The Film and TV editors talk about their favourite summer films and recommend what shows you should be bingeing.
Charlie Gearon – Editor
Summer Film: A Ghost Story
You may know director David Lowery’s work through his 2016 family-friendly fantasy romp Pete’s Dragon. This is not a good indication of what his most recent feature has to offer. A slow-paced and poignant meditation on death, loss and time, A Ghost Story is a haunting and original work. Starring Rooney Mara and Casey Affleck, it follows the exploits of a deceased man who returns to the house he once lived in as a ghost, dressed in a simple white sheet with two eye holes cut out. The aesthetic power of A Ghost Story must be seen to be believed. The most successful aesthetic experimentation of any film this year.
TV Show: Bojack Horseman (Netflix)
With the release of its 4th season earlier this month, Netflix’s animated original is at its strongest and most insightful. The show follows the exploits of its titular character Bojack Horseman, a washed up, alcoholic actor who’s barely worked since his sitcom Horsin’ Around was cancelled in the mid-90s. It’s a powerful and laugh-out-loud exploration of psychology, mental-health and the vacuousness of celebrity and fame. An unprecedented and first class piece of television.
Gabi Spiro – Deputy Editor
Summer Film: Logan Lucky (in cinemas now)
Heist film by the director of Oceans 11, 12 and 13, does exactly what it says on the tin. The complex and improbable plan to steal millions from a motor racing track in North Carolina keeps you at the edge of your seats. The film is scattered with sentimental American-style reminders of family love, and we get to witness Daniel Craig with a questionable hair style. Though the hillbilly accents are, at points, undecipherable, and it’s not exactly high culture, Logan Lucky is very entertaining and definitely worth a watch.
TV show: Back (Channel 4)
The lovable, witty David Mitchell and Robert Webb return to our screens with new 6-part comedy Back. The double act conforms to their Peep Show stereotypes, Mitchell uptight and underachieving and Webb egotistically annoying. The couple are reunited by a death in their dysfunctional family. This dry comedy by Simon Blackwell promises to be entertaining – and very quotable.
Tim Bustin – Online Editor
Summer film: Dunkirk
A master of the cinematic experience, Nolan’s latest is a beautifully shot, uneasy experience of war; no character backstories and minimal plot, this is an unrestrained, slow-building torment, reducing characters to their universally-relatable raw emotions, which are then heightened to their pulsating max. Thousands of soldiers are attempting to escape Dunkirk’s beaches, suffering air raids, drowning and freezing seas that all keep pushing them back to shore; it translates into inescapable feelings of pure panic, of restlessness and anger that wrings the audience non-stop for the near two hour ride.

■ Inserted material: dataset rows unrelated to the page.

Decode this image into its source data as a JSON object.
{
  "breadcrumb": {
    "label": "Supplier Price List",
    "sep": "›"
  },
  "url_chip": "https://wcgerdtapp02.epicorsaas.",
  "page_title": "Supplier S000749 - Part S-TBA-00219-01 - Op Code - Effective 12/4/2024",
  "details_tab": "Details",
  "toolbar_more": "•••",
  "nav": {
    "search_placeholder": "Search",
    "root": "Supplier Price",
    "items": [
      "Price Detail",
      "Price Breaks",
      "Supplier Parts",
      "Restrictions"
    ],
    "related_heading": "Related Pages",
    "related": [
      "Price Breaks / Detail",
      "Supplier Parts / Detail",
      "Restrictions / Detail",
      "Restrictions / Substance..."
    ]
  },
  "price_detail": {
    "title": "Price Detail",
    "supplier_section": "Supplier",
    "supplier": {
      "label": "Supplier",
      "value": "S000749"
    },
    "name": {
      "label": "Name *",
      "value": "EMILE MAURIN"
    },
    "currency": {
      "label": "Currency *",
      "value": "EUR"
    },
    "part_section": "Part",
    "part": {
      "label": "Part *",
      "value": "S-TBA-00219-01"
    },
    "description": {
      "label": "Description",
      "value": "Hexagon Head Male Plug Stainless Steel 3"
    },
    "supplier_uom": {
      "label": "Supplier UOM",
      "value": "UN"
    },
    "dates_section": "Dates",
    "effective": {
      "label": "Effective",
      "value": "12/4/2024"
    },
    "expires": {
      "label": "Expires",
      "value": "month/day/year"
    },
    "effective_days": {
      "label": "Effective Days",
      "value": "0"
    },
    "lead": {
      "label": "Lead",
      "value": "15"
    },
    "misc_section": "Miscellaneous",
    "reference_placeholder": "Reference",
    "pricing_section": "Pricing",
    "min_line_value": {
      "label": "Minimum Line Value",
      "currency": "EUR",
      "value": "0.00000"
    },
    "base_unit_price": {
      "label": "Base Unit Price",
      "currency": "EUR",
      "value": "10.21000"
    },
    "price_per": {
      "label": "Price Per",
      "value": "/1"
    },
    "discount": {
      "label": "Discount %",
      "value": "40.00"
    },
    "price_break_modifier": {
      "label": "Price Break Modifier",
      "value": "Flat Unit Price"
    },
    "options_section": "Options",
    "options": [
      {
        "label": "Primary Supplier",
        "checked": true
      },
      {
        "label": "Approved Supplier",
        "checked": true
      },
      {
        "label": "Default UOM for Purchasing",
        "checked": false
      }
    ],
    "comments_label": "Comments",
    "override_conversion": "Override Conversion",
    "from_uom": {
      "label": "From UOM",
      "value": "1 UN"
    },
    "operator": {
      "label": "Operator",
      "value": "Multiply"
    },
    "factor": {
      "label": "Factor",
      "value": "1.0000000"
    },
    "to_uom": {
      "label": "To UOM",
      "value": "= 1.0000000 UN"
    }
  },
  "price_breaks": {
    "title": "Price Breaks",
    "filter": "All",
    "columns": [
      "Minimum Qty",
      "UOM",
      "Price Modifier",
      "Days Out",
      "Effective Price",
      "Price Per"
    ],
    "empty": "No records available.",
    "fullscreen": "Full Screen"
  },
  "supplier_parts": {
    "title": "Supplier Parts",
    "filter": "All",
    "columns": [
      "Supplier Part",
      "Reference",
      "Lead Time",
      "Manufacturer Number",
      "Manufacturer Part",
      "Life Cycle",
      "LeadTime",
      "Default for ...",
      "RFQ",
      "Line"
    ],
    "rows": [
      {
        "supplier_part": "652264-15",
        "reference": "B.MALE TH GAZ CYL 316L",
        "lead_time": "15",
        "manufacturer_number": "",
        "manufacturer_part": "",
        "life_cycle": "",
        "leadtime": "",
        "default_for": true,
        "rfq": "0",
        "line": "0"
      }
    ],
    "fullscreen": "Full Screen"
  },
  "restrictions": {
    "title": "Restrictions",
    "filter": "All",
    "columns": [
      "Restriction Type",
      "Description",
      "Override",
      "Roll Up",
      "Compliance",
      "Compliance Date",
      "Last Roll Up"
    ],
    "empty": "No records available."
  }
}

TV show: Rick and Morty (Netflix)
Retaining the essence of zany improv layered atop a deeply philosophical backbone, season 3 has continued being a packed blast of nihilistic fun, the sci-fi parody show now noticeably culminating into higher complexity and darker content. No other series can beat its insane energy, every short episode of drunken genius Rick and idiot grandson Morty’s adventures somehow juggling crazy artwork, parodies of everything from The Avengers to Stephen King, taking the time to remind you of the futility of your own existence and, of course, shouting dumb catchphrases.
So, let’s raise a bottle of Szechuan Sauce and toast a ‘Wubba lubba dub dub!’ to a constantly fresh series that only keeps getting better.
Ashley Yonga – Deputy Online Editor
Summer Movie: Spider-Man: Homecoming
How many reboots is too many? Any other actor, in any other Spider-Man movie I would have said 3 but this movie was a fresh take on Spider-Man’s teenage experience. It felt more like a high school movie with sprinkles of superhero angst and brought Peter Parker back to his roots as the childishly optimistic, wanna-be hero he was meant to be. Michael Keaton’s villain was both terrifying and grounded, bringing about some of the film’s best scenes. I wanted to love this movie and luckily I was more than able to.
TV Show: Orphan Black (Netflix)
Sometimes when you hear lots about a TV show your expectations are so high that the only way it can go is down. With the final season of Orphan Black airing this summer there was no better time to pick up this binge-worthy show. It’s everything people have said and more. A show with a clear plot, and no filler episodes can be so rare to find and Orphan Black is one of them. Pulse-racing, heart stopping, jaw dropping drama with poignant moments of comedy and romance, Orphan Black is a show that lives up to its hype and so much more. If you haven’t seen it or even if you’ve been a loyal follower, this is a great show to binge.
What was your favourite film of the summer? Let us know online: